response from ER stress, and features translational and transcription modes of genes
expression that feature the key regulatory transcription factor ATF4. Emphasizing the
importance of this uncoupled response in cytotoxicity, downstream activation of this pathway
is abolished in cells expressing mycolactone-resistant Sec61± variants. Using multiple
genetic and biochemical approaches, we demonstrate that eIF2± phosphorylation is
responsible for mycolactone-dependent translation attenuation, which initially protects cells
from cell death. However, chronic activation without stress remediation enhances autophagy
and apoptosis of cells by a pathway facilitated by ATF4 and CHOP. Our findings
demonstrate that priming events at the ER can result in the sensing of stress within different
cellular compartments.

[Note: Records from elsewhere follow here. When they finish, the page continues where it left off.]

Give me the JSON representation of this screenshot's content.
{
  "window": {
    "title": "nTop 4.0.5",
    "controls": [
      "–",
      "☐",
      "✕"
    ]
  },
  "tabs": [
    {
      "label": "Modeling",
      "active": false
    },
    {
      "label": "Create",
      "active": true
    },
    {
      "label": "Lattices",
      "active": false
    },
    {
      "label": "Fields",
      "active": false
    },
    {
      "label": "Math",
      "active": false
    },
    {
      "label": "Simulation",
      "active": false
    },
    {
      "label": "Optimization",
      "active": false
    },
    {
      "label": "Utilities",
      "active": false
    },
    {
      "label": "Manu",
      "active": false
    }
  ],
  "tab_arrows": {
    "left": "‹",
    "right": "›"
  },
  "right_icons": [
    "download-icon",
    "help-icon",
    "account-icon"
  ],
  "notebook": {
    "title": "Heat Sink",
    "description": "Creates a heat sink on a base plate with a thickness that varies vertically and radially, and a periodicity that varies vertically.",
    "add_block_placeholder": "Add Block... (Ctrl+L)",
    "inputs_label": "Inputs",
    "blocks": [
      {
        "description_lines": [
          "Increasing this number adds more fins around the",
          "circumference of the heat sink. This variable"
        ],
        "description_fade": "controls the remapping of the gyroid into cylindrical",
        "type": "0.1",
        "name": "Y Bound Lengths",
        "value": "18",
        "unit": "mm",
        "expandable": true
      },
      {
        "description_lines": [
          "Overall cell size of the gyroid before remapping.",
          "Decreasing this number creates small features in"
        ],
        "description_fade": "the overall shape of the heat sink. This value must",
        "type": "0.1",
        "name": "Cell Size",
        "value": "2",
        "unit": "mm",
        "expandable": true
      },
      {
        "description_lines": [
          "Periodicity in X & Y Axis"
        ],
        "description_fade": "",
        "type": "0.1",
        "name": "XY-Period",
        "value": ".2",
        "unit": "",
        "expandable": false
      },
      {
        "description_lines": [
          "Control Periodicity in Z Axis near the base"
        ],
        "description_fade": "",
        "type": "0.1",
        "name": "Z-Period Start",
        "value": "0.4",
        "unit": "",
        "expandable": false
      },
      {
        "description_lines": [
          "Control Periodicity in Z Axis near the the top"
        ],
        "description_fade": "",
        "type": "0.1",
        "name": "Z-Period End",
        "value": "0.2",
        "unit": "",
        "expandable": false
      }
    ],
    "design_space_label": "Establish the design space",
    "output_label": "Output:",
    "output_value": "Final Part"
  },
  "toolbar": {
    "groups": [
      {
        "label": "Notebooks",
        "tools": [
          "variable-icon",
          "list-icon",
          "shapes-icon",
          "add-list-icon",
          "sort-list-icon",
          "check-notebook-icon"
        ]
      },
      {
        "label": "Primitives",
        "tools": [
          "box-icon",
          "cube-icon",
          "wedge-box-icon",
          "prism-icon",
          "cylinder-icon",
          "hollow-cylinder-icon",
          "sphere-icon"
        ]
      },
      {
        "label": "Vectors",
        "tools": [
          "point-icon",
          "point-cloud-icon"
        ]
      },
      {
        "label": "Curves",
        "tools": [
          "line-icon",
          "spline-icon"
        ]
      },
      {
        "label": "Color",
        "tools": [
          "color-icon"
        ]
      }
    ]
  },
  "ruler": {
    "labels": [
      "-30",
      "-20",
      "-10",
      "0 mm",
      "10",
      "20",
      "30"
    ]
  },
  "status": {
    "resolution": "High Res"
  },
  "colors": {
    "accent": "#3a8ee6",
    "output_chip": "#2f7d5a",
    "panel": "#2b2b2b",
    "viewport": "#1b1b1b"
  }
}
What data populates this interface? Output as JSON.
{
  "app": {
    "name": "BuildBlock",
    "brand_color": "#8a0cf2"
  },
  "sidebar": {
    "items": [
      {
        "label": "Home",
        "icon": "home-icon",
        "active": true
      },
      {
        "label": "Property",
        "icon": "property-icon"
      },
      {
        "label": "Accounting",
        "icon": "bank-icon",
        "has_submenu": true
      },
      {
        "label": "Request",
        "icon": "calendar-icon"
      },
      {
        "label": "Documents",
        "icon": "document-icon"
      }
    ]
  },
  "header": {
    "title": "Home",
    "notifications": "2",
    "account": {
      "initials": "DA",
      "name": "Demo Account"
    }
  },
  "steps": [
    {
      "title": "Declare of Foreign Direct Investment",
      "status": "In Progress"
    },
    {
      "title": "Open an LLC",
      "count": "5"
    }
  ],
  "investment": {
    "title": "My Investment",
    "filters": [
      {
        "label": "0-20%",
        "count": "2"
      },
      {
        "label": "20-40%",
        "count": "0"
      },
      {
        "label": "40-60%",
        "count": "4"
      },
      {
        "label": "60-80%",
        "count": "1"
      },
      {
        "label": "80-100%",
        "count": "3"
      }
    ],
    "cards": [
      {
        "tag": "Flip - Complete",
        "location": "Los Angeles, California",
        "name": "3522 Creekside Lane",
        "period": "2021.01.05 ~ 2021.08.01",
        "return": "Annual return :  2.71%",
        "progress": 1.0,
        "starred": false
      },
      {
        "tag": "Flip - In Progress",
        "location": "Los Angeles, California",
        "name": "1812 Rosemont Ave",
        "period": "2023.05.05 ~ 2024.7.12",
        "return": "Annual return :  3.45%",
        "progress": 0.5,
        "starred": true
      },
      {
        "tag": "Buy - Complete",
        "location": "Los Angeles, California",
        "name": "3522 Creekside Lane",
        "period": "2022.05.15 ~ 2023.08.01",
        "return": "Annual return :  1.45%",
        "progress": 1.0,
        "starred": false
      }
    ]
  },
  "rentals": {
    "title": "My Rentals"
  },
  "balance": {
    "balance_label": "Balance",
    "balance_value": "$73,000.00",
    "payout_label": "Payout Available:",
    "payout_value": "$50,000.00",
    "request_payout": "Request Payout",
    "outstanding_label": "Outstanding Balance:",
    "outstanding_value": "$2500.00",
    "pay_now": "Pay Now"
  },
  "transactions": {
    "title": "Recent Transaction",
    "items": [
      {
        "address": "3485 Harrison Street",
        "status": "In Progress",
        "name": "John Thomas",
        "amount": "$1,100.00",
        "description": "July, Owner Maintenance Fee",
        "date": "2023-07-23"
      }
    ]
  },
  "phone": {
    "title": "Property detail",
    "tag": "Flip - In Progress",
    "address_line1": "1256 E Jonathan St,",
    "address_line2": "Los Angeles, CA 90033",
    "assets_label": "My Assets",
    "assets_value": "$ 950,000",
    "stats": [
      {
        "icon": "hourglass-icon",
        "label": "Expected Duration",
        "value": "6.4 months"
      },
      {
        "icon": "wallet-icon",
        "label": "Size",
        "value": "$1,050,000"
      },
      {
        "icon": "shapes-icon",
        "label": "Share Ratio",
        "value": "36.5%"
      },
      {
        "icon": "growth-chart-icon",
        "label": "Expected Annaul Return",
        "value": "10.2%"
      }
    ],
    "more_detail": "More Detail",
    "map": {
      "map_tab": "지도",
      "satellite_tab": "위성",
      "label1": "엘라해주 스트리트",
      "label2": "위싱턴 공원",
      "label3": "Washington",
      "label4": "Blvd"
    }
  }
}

Zong Guanghui, Hu Zhijian, O?Keefe Sarah, Tranter Dale, Iannotti Michael J., Baron Ludivine, Hall Belinda, Corfield Katherine, Paatero Anja O., Henderson Mark J., Roboti Peristera, Zhou Jianhong, Sun Xianwei, Govindarajan Mugunthan, Rohde Jason M., Blanchard Nicolas, Simmonds Rachel, Inglese James, Du Yuchun, Demangel Caroline, High Stephen, Paavilainen Ville O., Shi Wei Q. (2019) Ipomoeassin F Binds Sec61± to Inhibit Protein Translocation, Journal of the American Chemical Society 141 (21) pp. 8450-8461 American Chemical Society
Ipomoeassin F is a potent natural cytotoxin that inhibits growth of many tumor cell lines with single-digit nanomolar potency. However, its biological and pharmacological properties have remained largely unexplored. Building upon our earlier achievements in total synthesis and medicinal chemistry, we used chemical proteomics to identify Sec61± (protein transport protein Sec61 subunit alpha isoform 1), the pore-forming subunit of the Sec61 protein translocon, as a direct binding partner of ipomoeassin F in living cells. The interaction is specific and strong enough to survive lysis conditions, enabling a biotin analogue of ipomoeassin F to pull down Sec61± from live cells, yet it is also reversible, as judged by several experiments including fluorescent streptavidin staining, delayed competition in affinity pulldown, and inhibition of TNF biogenesis after washout. Sec61± forms the central subunit of the ER protein translocation complex, and the binding of ipomoeassin F results in a substantial, yet selective, inhibition of protein translocation in vitro and a broad ranging inhibition of protein secretion in live cells. Lastly, the unique resistance profile demonstrated by specific amino acid single-point mutations in Sec61± provides compelling evidence that Sec61± is the primary molecular target of ipomoeassin F and strongly suggests that the binding of this natural product to Sec61± is distinctive. Therefore, ipomoeassin F represents the first plant-derived, carbohydrate-based member of a novel structural class that offers new opportunities to explore Sec61± function and to further investigate its potential as a therapeutic target for drug discovery.

Additional publications